Dare I say this was the year subtle became the new bold?
"I remember working at a winery in 2005: The owners were asking how much rosé they should bottle and I remember telling them to bottle a lot of rosé because it was going to be the next big thing," du Fresne says. "Well, I was about 10 years too early."
Now, in 2018, this crisp and modern take on rosé is primed for its closeup on the Central Coast. More fresh, dry, low alcohol, acid driven rosés are popping up across the region, from Paso Robles to Santa Barbara.
"The people who are seeking out rosé are wine savvy, and they skew young and female," du Frense says, adding that he has a theory that rosé-swilling men—to their credit—tend to be a bit more in touch with their feminine side.
However, "easy drinking" does not mean "easy to make."
Malene grapes are selected from Santa Barbara County with an eye toward making the best rosé (i.e. grapes picked specifically for these rosé wines; they are not leftovers that didn't make it into a bolder red).
- Photo Courtesy Of Malene
Sip the Malene lineup fresh from the tap, which includes a delightful 2017 flagship cuvée, plus a newly released Bandol-style rosé of mourvèdre, and a rosé of Grenache, made from 44-year-old vines.
Each is its own lady: Flirty, mysterious, and spicy.

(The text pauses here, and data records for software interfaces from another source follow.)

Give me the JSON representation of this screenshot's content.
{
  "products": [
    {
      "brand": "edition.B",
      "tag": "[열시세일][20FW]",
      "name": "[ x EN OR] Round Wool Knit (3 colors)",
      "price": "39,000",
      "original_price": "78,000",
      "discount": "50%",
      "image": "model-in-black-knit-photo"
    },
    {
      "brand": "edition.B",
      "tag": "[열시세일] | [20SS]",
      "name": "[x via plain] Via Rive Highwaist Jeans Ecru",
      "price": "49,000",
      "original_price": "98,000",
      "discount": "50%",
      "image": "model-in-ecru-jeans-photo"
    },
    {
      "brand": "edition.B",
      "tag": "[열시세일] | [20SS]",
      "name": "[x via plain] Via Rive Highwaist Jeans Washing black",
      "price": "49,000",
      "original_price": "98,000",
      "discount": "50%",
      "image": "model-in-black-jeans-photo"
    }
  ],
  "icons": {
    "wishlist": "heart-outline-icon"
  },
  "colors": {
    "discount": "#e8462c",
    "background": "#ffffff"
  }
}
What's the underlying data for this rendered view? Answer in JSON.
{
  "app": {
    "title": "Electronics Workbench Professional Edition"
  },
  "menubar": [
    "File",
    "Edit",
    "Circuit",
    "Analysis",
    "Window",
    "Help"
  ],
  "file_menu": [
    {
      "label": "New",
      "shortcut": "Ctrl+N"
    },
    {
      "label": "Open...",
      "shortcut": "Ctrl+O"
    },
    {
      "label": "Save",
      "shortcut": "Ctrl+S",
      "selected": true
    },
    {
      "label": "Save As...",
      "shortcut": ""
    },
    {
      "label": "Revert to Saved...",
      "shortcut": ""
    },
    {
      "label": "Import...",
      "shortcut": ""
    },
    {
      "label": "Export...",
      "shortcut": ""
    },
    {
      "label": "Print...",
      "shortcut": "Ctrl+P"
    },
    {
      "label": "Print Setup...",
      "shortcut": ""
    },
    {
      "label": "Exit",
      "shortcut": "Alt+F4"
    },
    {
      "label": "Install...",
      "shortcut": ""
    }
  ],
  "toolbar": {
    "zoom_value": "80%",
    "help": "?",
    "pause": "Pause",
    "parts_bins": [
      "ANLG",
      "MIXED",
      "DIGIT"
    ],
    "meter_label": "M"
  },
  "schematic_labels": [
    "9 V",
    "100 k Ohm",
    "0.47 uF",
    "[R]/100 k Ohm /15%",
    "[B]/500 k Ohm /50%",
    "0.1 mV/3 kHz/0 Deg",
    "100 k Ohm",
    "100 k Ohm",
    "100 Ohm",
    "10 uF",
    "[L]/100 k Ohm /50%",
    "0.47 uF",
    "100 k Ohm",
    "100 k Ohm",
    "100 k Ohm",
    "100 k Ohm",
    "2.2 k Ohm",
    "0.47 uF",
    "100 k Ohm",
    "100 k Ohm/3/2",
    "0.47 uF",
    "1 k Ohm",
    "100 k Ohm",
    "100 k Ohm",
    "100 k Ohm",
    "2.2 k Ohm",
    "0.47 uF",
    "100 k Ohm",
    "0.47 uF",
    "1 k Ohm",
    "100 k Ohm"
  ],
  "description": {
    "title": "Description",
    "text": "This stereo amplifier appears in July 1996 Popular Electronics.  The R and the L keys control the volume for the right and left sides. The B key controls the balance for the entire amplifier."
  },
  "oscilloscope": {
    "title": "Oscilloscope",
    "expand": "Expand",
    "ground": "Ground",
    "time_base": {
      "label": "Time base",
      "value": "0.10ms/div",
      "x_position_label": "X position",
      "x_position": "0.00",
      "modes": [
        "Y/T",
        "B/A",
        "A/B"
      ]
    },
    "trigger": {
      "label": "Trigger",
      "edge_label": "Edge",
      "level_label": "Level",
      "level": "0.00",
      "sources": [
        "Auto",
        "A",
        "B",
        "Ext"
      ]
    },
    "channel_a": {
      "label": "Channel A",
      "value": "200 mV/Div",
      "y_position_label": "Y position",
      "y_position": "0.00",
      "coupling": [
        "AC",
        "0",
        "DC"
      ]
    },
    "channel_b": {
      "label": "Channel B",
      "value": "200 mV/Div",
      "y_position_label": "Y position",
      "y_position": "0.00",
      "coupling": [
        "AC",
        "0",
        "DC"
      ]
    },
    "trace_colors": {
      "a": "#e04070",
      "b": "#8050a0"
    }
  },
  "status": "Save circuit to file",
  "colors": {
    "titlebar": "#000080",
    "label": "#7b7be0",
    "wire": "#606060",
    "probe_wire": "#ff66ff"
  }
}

"Rosé is difficult to make because it's got to be really good. Rosé is one of the most technical wines to make. If you turn your head on a rosé, it can go south. It oxidizes really easily; you can have too little, or too much color. It is a very transparent wine prone to issues," du Fresne says. "Its hard to get right."
It's very good, then, that folks are waking up to the pink, and appreciating the very real work that goes into that breezy blush you'll soon be pairing with all your fish tacos, pastas, and grilled summer veggies.
"It's happening," du Fresne says. "When we show three rosés, tasters are no longer shocked. It used to be that most consumers would say, 'Why would you make three rosés?' Now people are saying, 'Tell me about these wines; what makes them different?' They are tasting the difference." Δ
Hayley Thomas Cain takes rosé pretty seriously, but will still add ice cubes to her glass as needed. She can be reached at firstname.lastname@example.org.